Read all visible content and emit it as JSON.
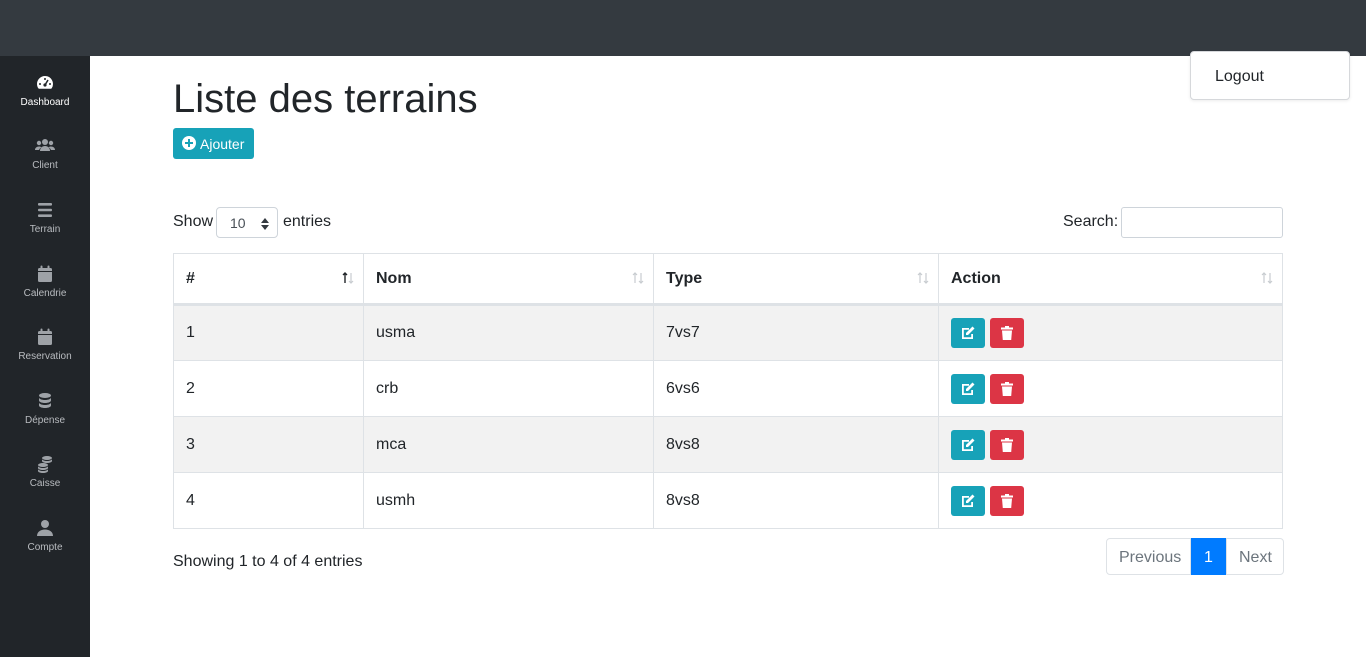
{
  "sidebar": {
    "items": [
      {
        "label": "Dashboard",
        "icon": "dashboard-icon"
      },
      {
        "label": "Client",
        "icon": "users-icon"
      },
      {
        "label": "Terrain",
        "icon": "bars-icon"
      },
      {
        "label": "Calendrie",
        "icon": "calendar-icon"
      },
      {
        "label": "Reservation",
        "icon": "calendar-icon"
      },
      {
        "label": "Dépense",
        "icon": "database-icon"
      },
      {
        "label": "Caisse",
        "icon": "coins-icon"
      },
      {
        "label": "Compte",
        "icon": "user-icon"
      }
    ]
  },
  "header": {
    "logout_label": "Logout"
  },
  "main": {
    "title": "Liste des terrains",
    "add_button_label": "Ajouter"
  },
  "table_controls": {
    "show_label": "Show",
    "page_length": "10",
    "entries_label": "entries",
    "search_label": "Search:",
    "search_value": ""
  },
  "table": {
    "columns": [
      "#",
      "Nom",
      "Type",
      "Action"
    ],
    "rows": [
      {
        "id": "1",
        "nom": "usma",
        "type": "7vs7"
      },
      {
        "id": "2",
        "nom": "crb",
        "type": "6vs6"
      },
      {
        "id": "3",
        "nom": "mca",
        "type": "8vs8"
      },
      {
        "id": "4",
        "nom": "usmh",
        "type": "8vs8"
      }
    ]
  },
  "footer": {
    "info": "Showing 1 to 4 of 4 entries",
    "prev_label": "Previous",
    "current_page": "1",
    "next_label": "Next"
  },
  "colors": {
    "topbar": "#343a40",
    "sidebar": "#212529",
    "info_button": "#17a2b8",
    "danger_button": "#dc3545",
    "primary": "#007bff"
  }
}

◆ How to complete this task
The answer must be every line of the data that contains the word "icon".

◆ Answer below
        "icon": "dashboard-icon"
        "icon": "users-icon"
        "icon": "bars-icon"
        "icon": "calendar-icon"
        "icon": "calendar-icon"
        "icon": "database-icon"
        "icon": "coins-icon"
        "icon": "user-icon"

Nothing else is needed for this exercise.